Conny Waters - AncientPages.com - A precious sandstone head of a Bodhisattva has been unearthed near Ta Nei, a late 12th century stone temple in Angkor, Cambodia.
The Apsara National Authority technical team was attempting to find the temple’s roof stone, which had fallen into a pile of stones in land covered with anthills. That’s when they discovered the head of the statue. The head measures 54cm in height, 27cm in width and has a depth of 36cm and the rest of the body has not yet been found.
The Apsara National Authority technical team uncovered a sandstone statue of an Avloketesvar Bodhisattva while carrying out excavation work at the east entrance of the Ta Nei temple. Credit: Apsara National Authority
The Phnom Penh Post reports, “the right ear is still intact but the left one is missing and it has a scraped nose with one side of the cheek damaged.”
“Firstly, we cannot determine what caused the damage to the cheek. It might be a result of the statue crashing into something. Although the statue was uncovered at the location, there is no evidence to show the torso of the statue lies in the spot where we uncovered the head,” researchers said.
Longvek – Ancient Historical City That Sheds Light On Cambodia’s ‘Dark Age’
Demise Of Cambodian City Angkor Caused By Decline In Occupation And Not Abrupt Collapse
Mystery Of 1,000 Ancient Carved Shiva Lingas Discovered In India And Cambodia
Chhouk Somala, an officer in charge of archaeological registration at the Department of Monuments and Preventive Archaeology explained he Bodhisattva statue’s head was carved in the Bayon style during the late 12th and early 13th centuries, during the reign of Jayavarman VII.
In Mahayana Buddhism, the statue head is known as the Avloketesvar Bodhisattva, also known as “Guanyin” who embodies the compassion of all Buddhas.
In Khmer art, this kind of statues has two, four, or eight arms, holding Buddhist strings, books, a rose, and a vase. Also, the statue was carved like Bodhisattva Buddha.
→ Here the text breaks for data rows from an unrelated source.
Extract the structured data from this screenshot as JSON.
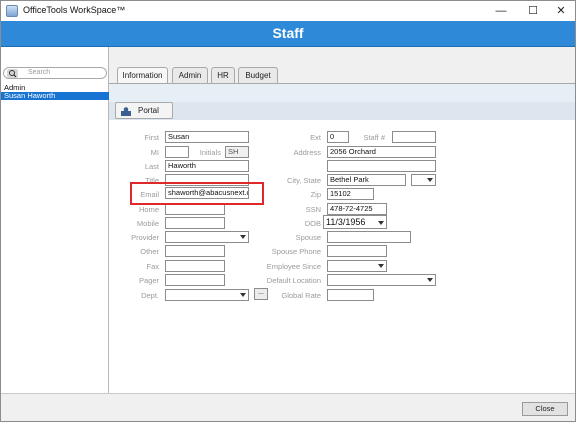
{
  "window": {
    "title": "OfficeTools WorkSpace™",
    "minimize": "—",
    "maximize": "☐",
    "close": "✕"
  },
  "header": {
    "title": "Staff"
  },
  "sidebar": {
    "search_placeholder": "Search",
    "items": [
      "Admin",
      "Susan  Haworth"
    ]
  },
  "tabs": [
    "Information",
    "Admin",
    "HR",
    "Budget"
  ],
  "subtab": {
    "label": "Portal"
  },
  "form": {
    "first": {
      "label": "First",
      "value": "Susan"
    },
    "mi": {
      "label": "MI",
      "value": ""
    },
    "initials": {
      "label": "Initials",
      "value": "SH"
    },
    "last": {
      "label": "Last",
      "value": "Haworth"
    },
    "title": {
      "label": "Title",
      "value": ""
    },
    "email": {
      "label": "Email",
      "value": "shaworth@abacusnext.com"
    },
    "home": {
      "label": "Home",
      "value": ""
    },
    "mobile": {
      "label": "Mobile",
      "value": ""
    },
    "provider": {
      "label": "Provider",
      "value": ""
    },
    "other": {
      "label": "Other",
      "value": ""
    },
    "fax": {
      "label": "Fax",
      "value": ""
    },
    "pager": {
      "label": "Pager",
      "value": ""
    },
    "dept": {
      "label": "Dept.",
      "value": "",
      "browse": "..."
    },
    "ext": {
      "label": "Ext",
      "value": "0"
    },
    "staff_no": {
      "label": "Staff #",
      "value": ""
    },
    "address": {
      "label": "Address",
      "value": "2056 Orchard"
    },
    "address2": {
      "value": ""
    },
    "city_state": {
      "label": "City, State",
      "value": "Bethel Park",
      "state": ""
    },
    "zip": {
      "label": "Zip",
      "value": "15102"
    },
    "ssn": {
      "label": "SSN",
      "value": "478-72-4725"
    },
    "dob": {
      "label": "DOB",
      "value": "11/3/1956"
    },
    "spouse": {
      "label": "Spouse",
      "value": ""
    },
    "spouse_phone": {
      "label": "Spouse Phone",
      "value": ""
    },
    "employee_since": {
      "label": "Employee Since",
      "value": ""
    },
    "default_location": {
      "label": "Default Location",
      "value": ""
    },
    "global_rate": {
      "label": "Global Rate",
      "value": ""
    }
  },
  "footer": {
    "close_label": "Close"
  },
  "colors": {
    "header": "#2e8ad8",
    "selection": "#1874d2",
    "highlight": "#e0282b"
  }
}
The stonehead will now be cleaned and studied. The goal is to put it on exhibit in the near future. Archaeologists also hope they may find more precious ancient artifacts in the vicinity of the Ta Nei temple.
Written by Conny Waters - AncientPages.com Staff Writer